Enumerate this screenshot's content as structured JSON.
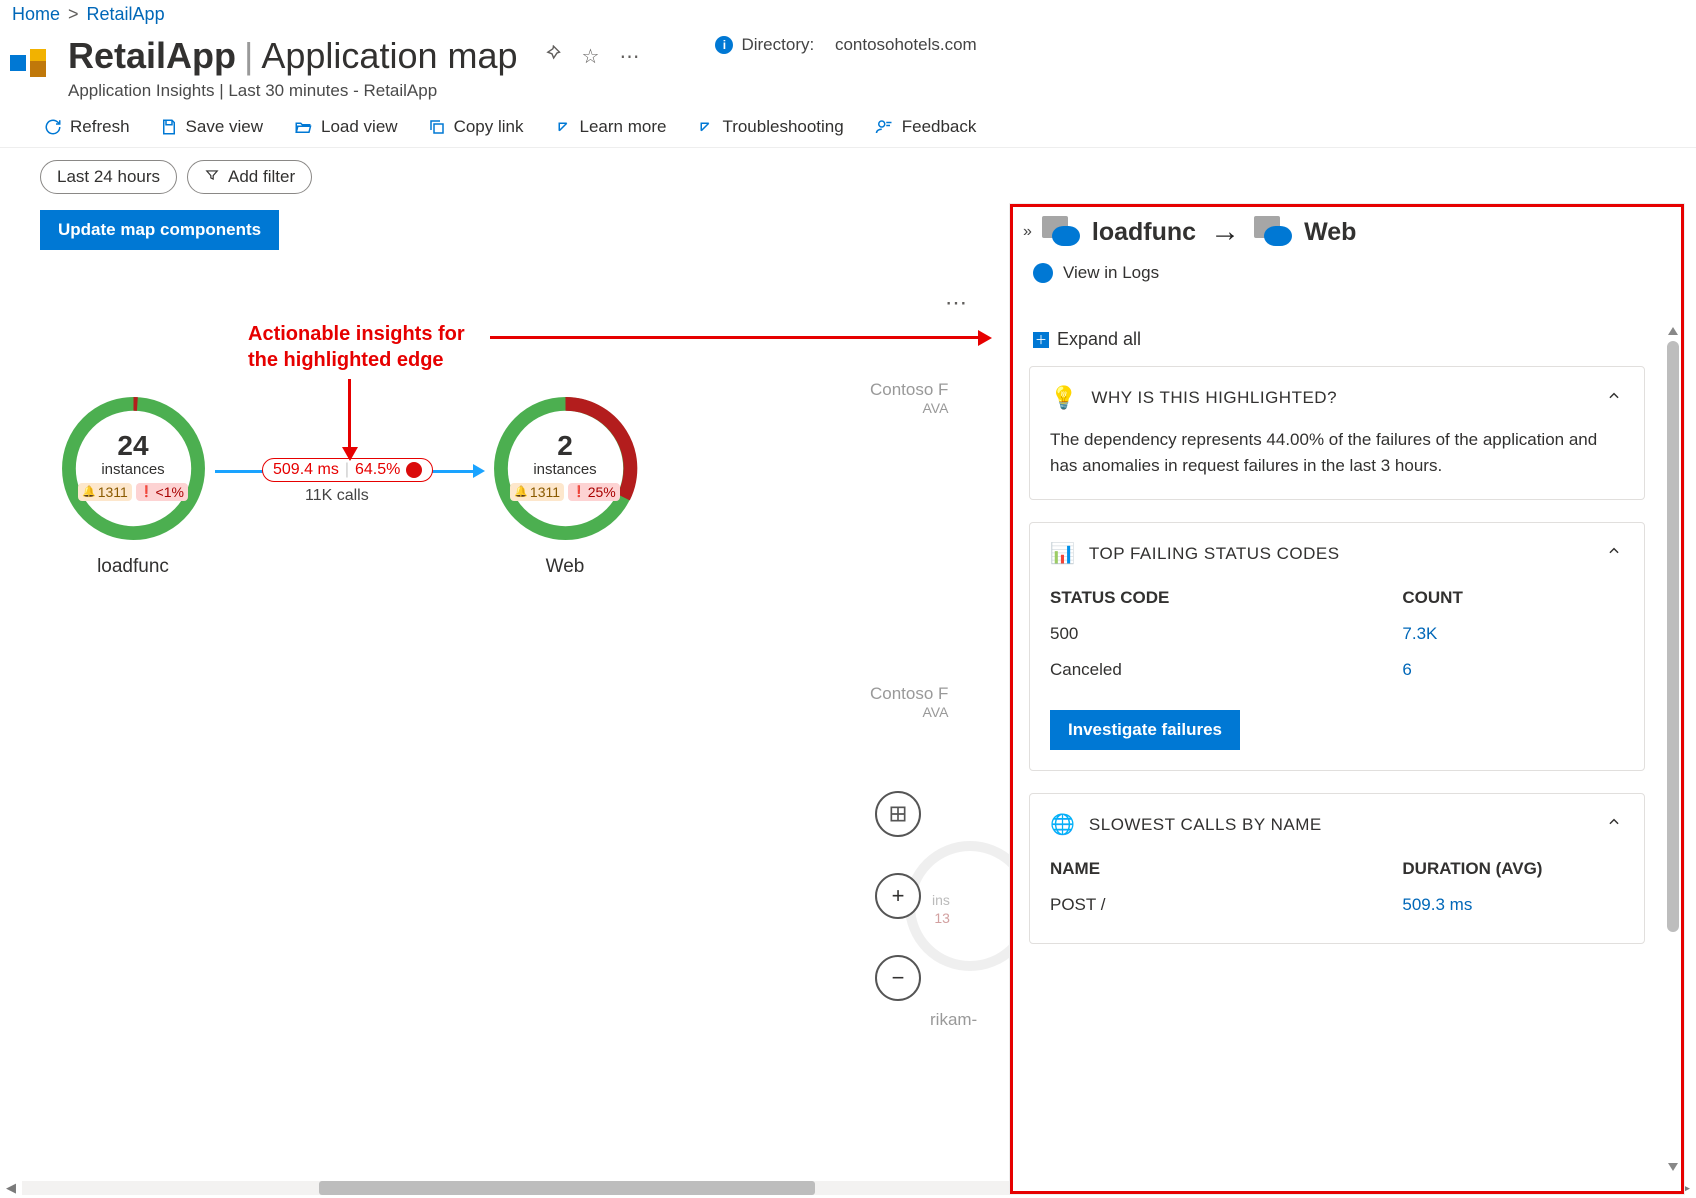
{
  "breadcrumb": {
    "home": "Home",
    "current": "RetailApp"
  },
  "header": {
    "app": "RetailApp",
    "page": "Application map",
    "subtitle": "Application Insights | Last 30 minutes - RetailApp",
    "directory_label": "Directory:",
    "directory": "contosohotels.com"
  },
  "toolbar": {
    "refresh": "Refresh",
    "save_view": "Save view",
    "load_view": "Load view",
    "copy_link": "Copy link",
    "learn_more": "Learn more",
    "troubleshooting": "Troubleshooting",
    "feedback": "Feedback"
  },
  "filters": {
    "time_range": "Last 24 hours",
    "add_filter": "Add filter"
  },
  "update_button": "Update map components",
  "annotation": {
    "line1": "Actionable insights for",
    "line2": "the highlighted edge"
  },
  "nodes": {
    "loadfunc": {
      "name": "loadfunc",
      "count": "24",
      "unit": "instances",
      "alert": "1311",
      "error": "<1%"
    },
    "web": {
      "name": "Web",
      "count": "2",
      "unit": "instances",
      "alert": "1311",
      "error": "25%"
    }
  },
  "edge": {
    "latency": "509.4 ms",
    "percent": "64.5%",
    "calls": "11K calls"
  },
  "ghosts": {
    "top": {
      "name": "Contoso F",
      "sub": "AVA"
    },
    "mid": {
      "name": "Contoso F",
      "sub": "AVA"
    },
    "bottom": "rikam-",
    "instances": "ins",
    "num": "13"
  },
  "panel": {
    "from": "loadfunc",
    "to": "Web",
    "view_in_logs": "View in Logs",
    "expand_all": "Expand all",
    "sections": {
      "why": {
        "title": "WHY IS THIS HIGHLIGHTED?",
        "body": "The dependency represents 44.00% of the failures of the application and has anomalies in request failures in the last 3 hours."
      },
      "status": {
        "title": "TOP FAILING STATUS CODES",
        "col1": "STATUS CODE",
        "col2": "COUNT",
        "rows": [
          {
            "code": "500",
            "count": "7.3K"
          },
          {
            "code": "Canceled",
            "count": "6"
          }
        ],
        "cta": "Investigate failures"
      },
      "slow": {
        "title": "SLOWEST CALLS BY NAME",
        "col1": "NAME",
        "col2": "DURATION (AVG)",
        "rows": [
          {
            "name": "POST /",
            "dur": "509.3 ms"
          }
        ]
      }
    }
  }
}
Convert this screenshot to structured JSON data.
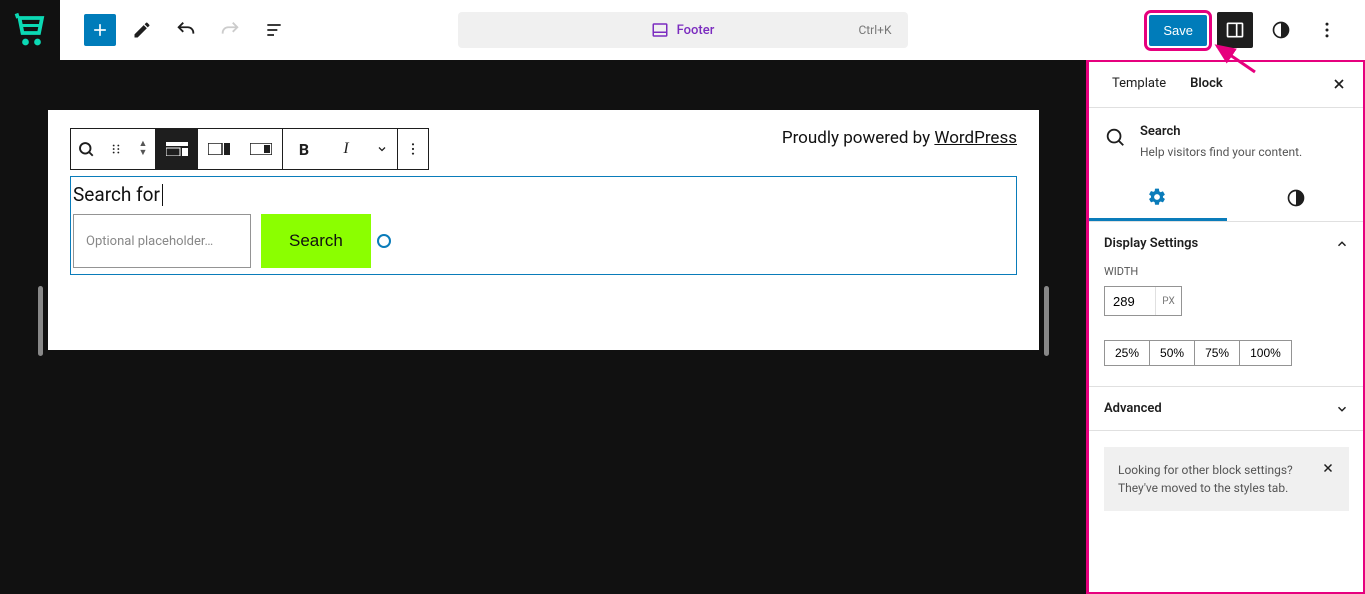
{
  "header": {
    "doc_title": "Footer",
    "shortcut": "Ctrl+K",
    "save_label": "Save"
  },
  "canvas": {
    "powered_prefix": "Proudly powered by ",
    "powered_link": "WordPress",
    "search_block": {
      "label_text": "Search for",
      "placeholder_text": "Optional placeholder…",
      "button_label": "Search"
    }
  },
  "sidebar": {
    "tabs": {
      "template": "Template",
      "block": "Block"
    },
    "block_info": {
      "title": "Search",
      "description": "Help visitors find your content."
    },
    "display_settings": {
      "title": "Display Settings",
      "width_label": "Width",
      "width_value": "289",
      "width_unit": "PX",
      "percent_options": [
        "25%",
        "50%",
        "75%",
        "100%"
      ]
    },
    "advanced": {
      "title": "Advanced"
    },
    "notice": {
      "text": "Looking for other block settings? They've moved to the styles tab."
    }
  }
}
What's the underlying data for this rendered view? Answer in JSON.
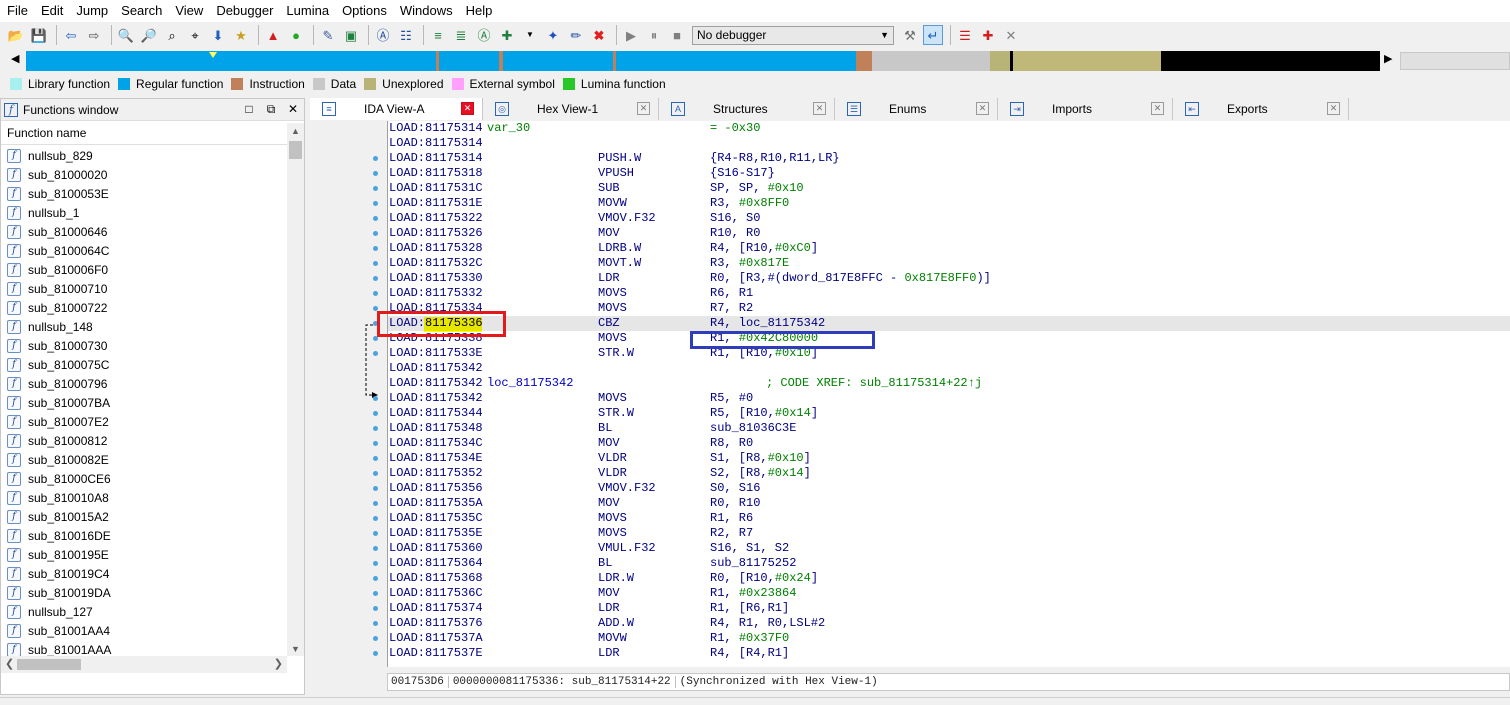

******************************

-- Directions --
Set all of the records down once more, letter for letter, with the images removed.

-- The answer --
Enumerate this screenshot's content as structured JSON.
{
  "breadcrumb": {
    "home": "Home",
    "current": "RetailApp"
  },
  "header": {
    "app": "RetailApp",
    "page": "Application map",
    "subtitle": "Application Insights | Last 30 minutes - RetailApp",
    "directory_label": "Directory:",
    "directory": "contosohotels.com"
  },
  "toolbar": {
    "refresh": "Refresh",
    "save_view": "Save view",
    "load_view": "Load view",
    "copy_link": "Copy link",
    "learn_more": "Learn more",
    "troubleshooting": "Troubleshooting",
    "feedback": "Feedback"
  },
  "filters": {
    "time_range": "Last 24 hours",
    "add_filter": "Add filter"
  },
  "update_button": "Update map components",
  "annotation": {
    "line1": "Actionable insights for",
    "line2": "the highlighted edge"
  },
  "nodes": {
    "loadfunc": {
      "name": "loadfunc",
      "count": "24",
      "unit": "instances",
      "alert": "1311",
      "error": "<1%"
    },
    "web": {
      "name": "Web",
      "count": "2",
      "unit": "instances",
      "alert": "1311",
      "error": "25%"
    }
  },
  "edge": {
    "latency": "509.4 ms",
    "percent": "64.5%",
    "calls": "11K calls"
  },
  "ghosts": {
    "top": {
      "name": "Contoso F",
      "sub": "AVA"
    },
    "mid": {
      "name": "Contoso F",
      "sub": "AVA"
    },
    "bottom": "rikam-",
    "instances": "ins",
    "num": "13"
  },
  "panel": {
    "from": "loadfunc",
    "to": "Web",
    "view_in_logs": "View in Logs",
    "expand_all": "Expand all",
    "sections": {
      "why": {
        "title": "WHY IS THIS HIGHLIGHTED?",
        "body": "The dependency represents 44.00% of the failures of the application and has anomalies in request failures in the last 3 hours."
      },
      "status": {
        "title": "TOP FAILING STATUS CODES",
        "col1": "STATUS CODE",
        "col2": "COUNT",
        "rows": [
          {
            "code": "500",
            "count": "7.3K"
          },
          {
            "code": "Canceled",
            "count": "6"
          }
        ],
        "cta": "Investigate failures"
      },
      "slow": {
        "title": "SLOWEST CALLS BY NAME",
        "col1": "NAME",
        "col2": "DURATION (AVG)",
        "rows": [
          {
            "name": "POST /",
            "dur": "509.3 ms"
          }
        ]
      }
    }
  }
}
Convert this screenshot to structured JSON data.
{
  "header": {
    "doc_title": "Footer",
    "shortcut": "Ctrl+K",
    "save_label": "Save"
  },
  "canvas": {
    "powered_prefix": "Proudly powered by ",
    "powered_link": "WordPress",
    "search_block": {
      "label_text": "Search for",
      "placeholder_text": "Optional placeholder…",
      "button_label": "Search"
    }
  },
  "sidebar": {
    "tabs": {
      "template": "Template",
      "block": "Block"
    },
    "block_info": {
      "title": "Search",
      "description": "Help visitors find your content."
    },
    "display_settings": {
      "title": "Display Settings",
      "width_label": "Width",
      "width_value": "289",
      "width_unit": "PX",
      "percent_options": [
        "25%",
        "50%",
        "75%",
        "100%"
      ]
    },
    "advanced": {
      "title": "Advanced"
    },
    "notice": {
      "text": "Looking for other block settings? They've moved to the styles tab."
    }
  }
}
What's the underlying data for this rendered view? Answer in JSON.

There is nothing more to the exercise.